TASK OBJECTIVE ::
Check every line of the data below for "this". Copy each one that has it.

--- DATA RECORDS Enclosed Below ---

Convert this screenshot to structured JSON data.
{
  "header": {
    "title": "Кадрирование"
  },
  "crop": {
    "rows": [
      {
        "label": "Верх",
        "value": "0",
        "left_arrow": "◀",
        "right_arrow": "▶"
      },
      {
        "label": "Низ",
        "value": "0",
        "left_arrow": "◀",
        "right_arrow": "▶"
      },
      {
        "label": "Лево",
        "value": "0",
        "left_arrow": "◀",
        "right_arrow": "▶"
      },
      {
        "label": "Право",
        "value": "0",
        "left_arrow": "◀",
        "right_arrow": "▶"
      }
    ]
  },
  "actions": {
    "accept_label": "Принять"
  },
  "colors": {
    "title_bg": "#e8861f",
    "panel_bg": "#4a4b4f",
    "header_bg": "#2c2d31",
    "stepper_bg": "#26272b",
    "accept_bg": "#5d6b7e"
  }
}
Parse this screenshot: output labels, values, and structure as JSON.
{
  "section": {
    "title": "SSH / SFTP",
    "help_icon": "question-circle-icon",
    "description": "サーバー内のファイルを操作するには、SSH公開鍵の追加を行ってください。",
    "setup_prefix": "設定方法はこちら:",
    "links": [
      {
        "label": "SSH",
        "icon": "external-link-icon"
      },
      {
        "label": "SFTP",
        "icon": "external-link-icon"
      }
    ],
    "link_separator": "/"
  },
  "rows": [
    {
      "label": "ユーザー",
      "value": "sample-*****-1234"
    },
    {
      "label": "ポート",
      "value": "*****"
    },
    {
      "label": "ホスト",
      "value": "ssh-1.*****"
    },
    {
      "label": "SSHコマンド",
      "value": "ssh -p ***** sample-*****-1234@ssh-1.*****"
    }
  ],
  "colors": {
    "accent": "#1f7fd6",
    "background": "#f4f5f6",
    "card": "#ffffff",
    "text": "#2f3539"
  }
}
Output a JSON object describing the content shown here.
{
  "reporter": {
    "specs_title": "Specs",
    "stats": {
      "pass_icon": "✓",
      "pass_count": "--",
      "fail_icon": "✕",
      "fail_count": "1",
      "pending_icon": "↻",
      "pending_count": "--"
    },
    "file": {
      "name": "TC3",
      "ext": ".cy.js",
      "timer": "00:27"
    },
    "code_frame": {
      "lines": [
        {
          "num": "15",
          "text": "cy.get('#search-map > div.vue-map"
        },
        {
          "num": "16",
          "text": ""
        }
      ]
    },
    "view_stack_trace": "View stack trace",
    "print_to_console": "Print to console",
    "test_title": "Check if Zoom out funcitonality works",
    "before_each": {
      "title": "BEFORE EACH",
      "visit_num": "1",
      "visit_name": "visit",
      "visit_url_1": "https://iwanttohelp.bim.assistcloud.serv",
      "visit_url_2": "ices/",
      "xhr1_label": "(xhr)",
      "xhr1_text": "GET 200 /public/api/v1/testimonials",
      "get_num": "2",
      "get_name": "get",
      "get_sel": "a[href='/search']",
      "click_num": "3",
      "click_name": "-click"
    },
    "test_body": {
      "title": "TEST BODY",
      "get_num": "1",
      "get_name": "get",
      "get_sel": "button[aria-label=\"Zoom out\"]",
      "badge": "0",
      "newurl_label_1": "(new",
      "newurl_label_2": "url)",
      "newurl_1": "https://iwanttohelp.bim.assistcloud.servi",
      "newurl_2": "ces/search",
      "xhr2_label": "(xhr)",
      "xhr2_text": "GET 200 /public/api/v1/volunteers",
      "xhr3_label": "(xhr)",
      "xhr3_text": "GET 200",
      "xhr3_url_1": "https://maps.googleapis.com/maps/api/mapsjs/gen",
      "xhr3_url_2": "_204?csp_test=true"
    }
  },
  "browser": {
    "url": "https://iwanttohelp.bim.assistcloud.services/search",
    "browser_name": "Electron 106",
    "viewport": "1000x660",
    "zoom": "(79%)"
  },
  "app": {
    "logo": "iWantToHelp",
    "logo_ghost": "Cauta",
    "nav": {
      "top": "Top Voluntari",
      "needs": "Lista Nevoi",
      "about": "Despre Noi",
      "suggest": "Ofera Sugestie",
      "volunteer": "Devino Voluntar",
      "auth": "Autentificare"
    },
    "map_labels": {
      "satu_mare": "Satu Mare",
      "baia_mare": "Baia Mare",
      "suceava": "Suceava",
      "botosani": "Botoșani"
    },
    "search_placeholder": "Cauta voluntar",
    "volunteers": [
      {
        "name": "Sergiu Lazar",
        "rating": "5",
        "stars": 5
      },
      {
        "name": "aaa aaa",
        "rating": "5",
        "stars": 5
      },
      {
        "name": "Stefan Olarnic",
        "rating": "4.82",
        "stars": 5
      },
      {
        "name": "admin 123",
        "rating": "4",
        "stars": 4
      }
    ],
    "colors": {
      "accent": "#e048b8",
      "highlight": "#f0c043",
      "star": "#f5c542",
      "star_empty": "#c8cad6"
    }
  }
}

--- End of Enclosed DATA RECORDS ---

EXERCISE ANSWER ::
Convert this screenshot to structured JSON data.
Parse this screenshot: output labels, values, and structure as JSON.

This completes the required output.